Notes on automated network installation of Ubuntu

Last month, I taught an advanced seminar for Ateneo de Davao's MS in Information Technology program. Per their request, I covered automated network installation of Ubuntu. On the whole, the exercise was successful, but with a few glitches I could have done without.

Now, I've done automated network installation before, but some time way back so I needed a refresher. The Ubuntu Installation Guide provided a quick refresher, in particular, the section on TFTP net booting. Unfortunately, the instructions needed a bit of polish.

I won't go into the process in much detail here as it's already well-covered in several other places on the web. Too many, in fact, such that sifting through the sometimes-contradictory information becomes a challenge. Thus I'm writing this note to point out which sources gave me the most relevant help.

In a nutshell, you need three components on the server to set up automated network installation: the DHCP server, to give out IP addresses and instructions on where to download the boot image; the TFTP daemon, to serve the boot image; and a web server or FTP server to serve out the operating system files.

For the most part, the instructions on TFTP net booting work well. However, it has a problem on its recommendation concerning which TFTP daemon to use.

The Ubuntu repositories offer two TFTP daemons, the plain old tftpd (used in the instructions) and tftpd-hpa. Of the two, tftpd-hpa is easier to set up. tftpd-hpa runs standalone, so you don't need to install and configure additional components.

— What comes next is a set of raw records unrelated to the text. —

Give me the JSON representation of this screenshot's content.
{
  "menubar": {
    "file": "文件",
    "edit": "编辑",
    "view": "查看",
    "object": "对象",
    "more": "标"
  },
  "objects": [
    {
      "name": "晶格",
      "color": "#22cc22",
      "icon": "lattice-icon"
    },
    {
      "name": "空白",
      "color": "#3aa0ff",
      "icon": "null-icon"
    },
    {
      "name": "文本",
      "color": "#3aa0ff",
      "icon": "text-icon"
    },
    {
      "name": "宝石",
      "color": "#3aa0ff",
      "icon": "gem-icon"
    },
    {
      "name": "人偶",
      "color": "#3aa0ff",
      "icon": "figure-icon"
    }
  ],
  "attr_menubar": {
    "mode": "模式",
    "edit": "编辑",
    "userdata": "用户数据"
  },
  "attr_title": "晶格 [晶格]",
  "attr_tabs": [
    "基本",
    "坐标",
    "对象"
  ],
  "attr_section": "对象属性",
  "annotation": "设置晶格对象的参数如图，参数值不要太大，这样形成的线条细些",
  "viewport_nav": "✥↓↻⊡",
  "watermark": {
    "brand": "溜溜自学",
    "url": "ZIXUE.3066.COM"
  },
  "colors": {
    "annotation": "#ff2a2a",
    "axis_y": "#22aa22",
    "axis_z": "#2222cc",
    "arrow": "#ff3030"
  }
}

Tero Karvinen's notes on PXE Network Booting were particular helpful, as well as the Ubuntu community help notes on PXE Install Server.

I'll revisit the topic again with step-by-step instructions at a later time. I'll be taking this up with my undergraduate class later this semester.